The Reading text is one that I wrote myself. It is in the style of a newspaper article reporting on a decision by a local high school to put Dweck’s findings into practice by redefining failing grades on their report cards as “not passed yet.” Whereas the video brings alive theoretical concepts and research findings, the focus here is deliberately practical. I leave it largely to the students to figure out the connection between the video and the text but, as we have worked with several of these paired texts before, they do have some practice in doing so. I chose the newspaper style as it is a distinct discourse pattern that we have not encountered in previous units.
We start, as we do with the Listening, with the non-verbal aspects of the text. In fact, before they ever get to see the text, students are presented with the pictures that accompany it. As each picture is revealed, they are asked to speculate on the topic and message of the text.
A further slide shows the general layout of the piece, and it is clear from this that it is a newspaper article. This gives an “in” to a short explanation of the discourse of a simple news article (“pyramid” style, with the story told several times each time in more detail) and some of the associated lexis (headline, byline, lead, etc.).
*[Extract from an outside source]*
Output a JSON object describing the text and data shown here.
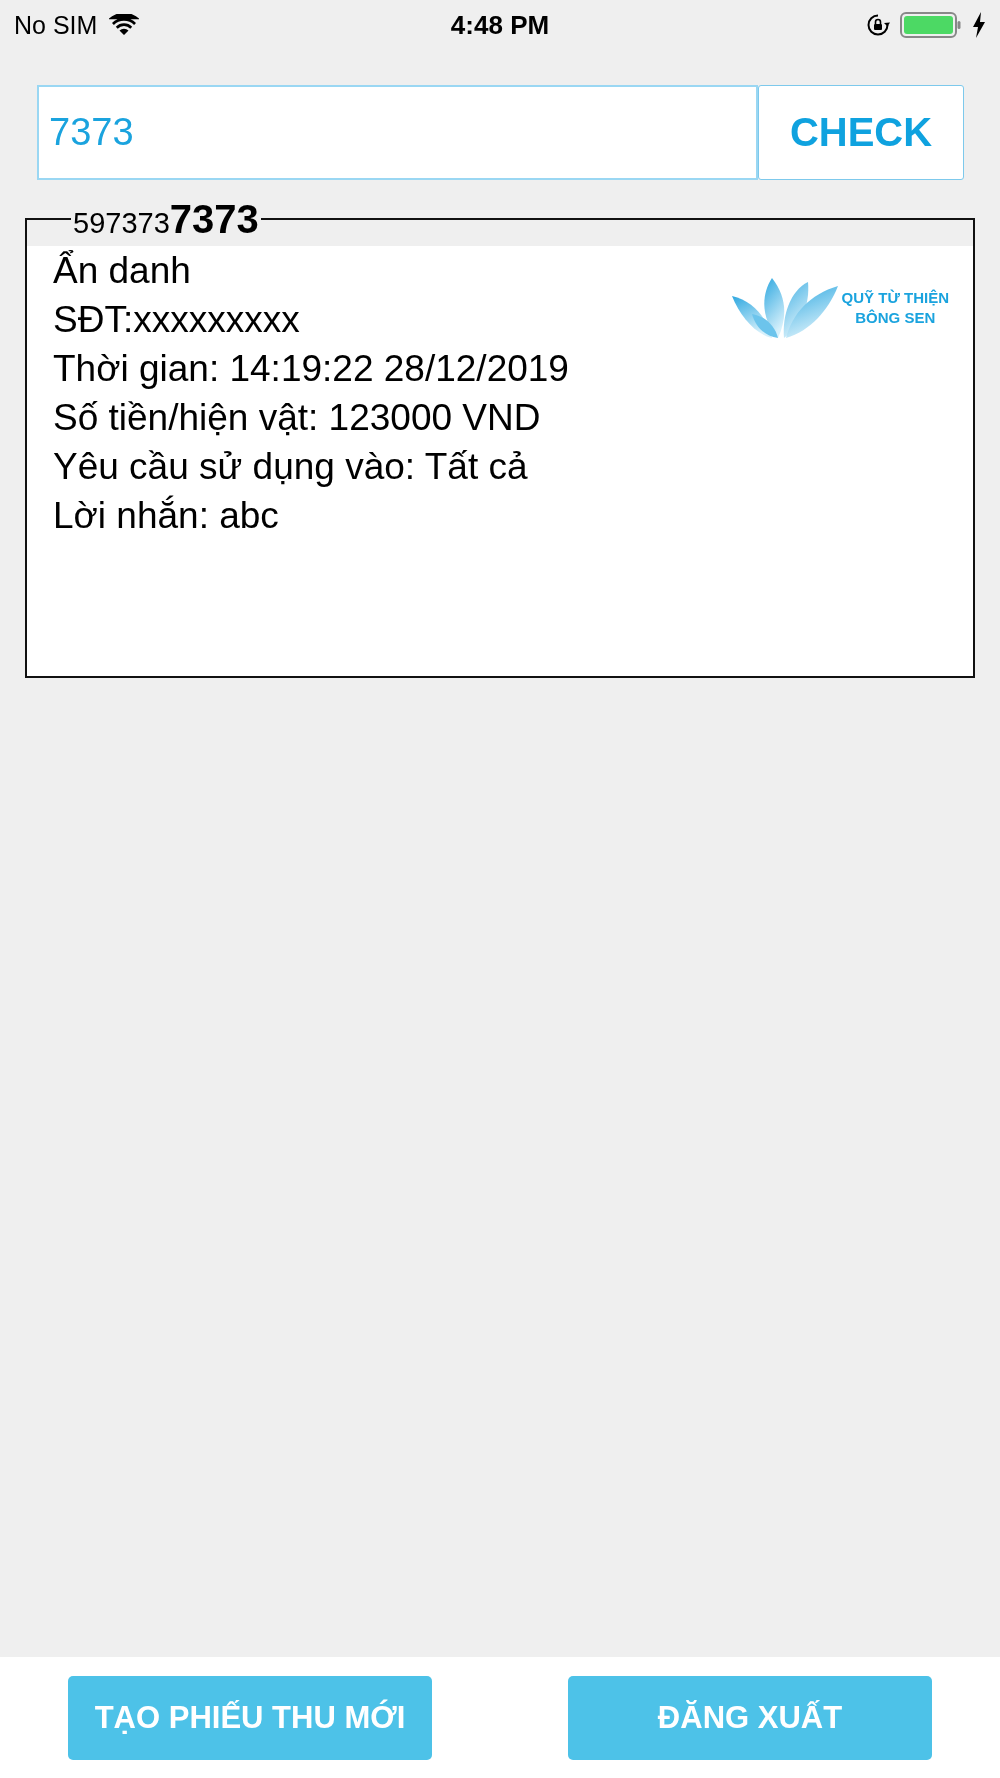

By now, primed with ideas about the topic and an understanding that they will be searching for the answers to 5W and 1H questions (Who? Did what? When? Where? Why? and How?), students now receive the text and, in pairs, work to answer the W and H questions. When they compare answers, they find that they have not all answered in the same way (some focus on the change made by the school, others on the announcement of the change), but by pooling their answers they have a clear understanding of what the story is. If they need a further prompt to understand why “fail” has been replaced by “not yet,” the mention of Carol Dweck in the Reading text provides a neat connection to the explanation of her work we have been hearing in the Listening lesson.
In each of the units of the course, I find the hardest thing to do is to find a way to help students to see that what they have just studied in class has direct consequences for the way they study and live their lives. After the unit on sleep, for example, I am pretty sure they understand that the amount of sleep they get has a significant effect on their learning (and why), but do they change their sleeping habits as a result? Not at all.
As a wrap up for the Mindsets unit, I try to formulate questions that will not only clarify if they have understood the different consequences of Dweck’s two mindsets, but also prompt them to consider applying this understanding to their own mindset. I ask “What is a Fixed Mindset? And what do people with this Mindset do?” I ask the same about a Growth Mindset. I ask which has better consequences to learning. I ask which Mindset it would be most useful to have as a student. I ask “Do you think you have a Growth Mindset?” and “If not, what could you do to acquire one?” (These are questions from an end-of-unit, let’s-pull-it-all-together worksheet.) Their answers are usually just what Carol Dweck would suggest they should be for optimal learning, but do they all become optimal learners? Well, not yet.
Stephen M. Ryan teaches English at Sanyo Gakuen University in Okayama, Japan. He knows he can be a better English teacher for his students next year.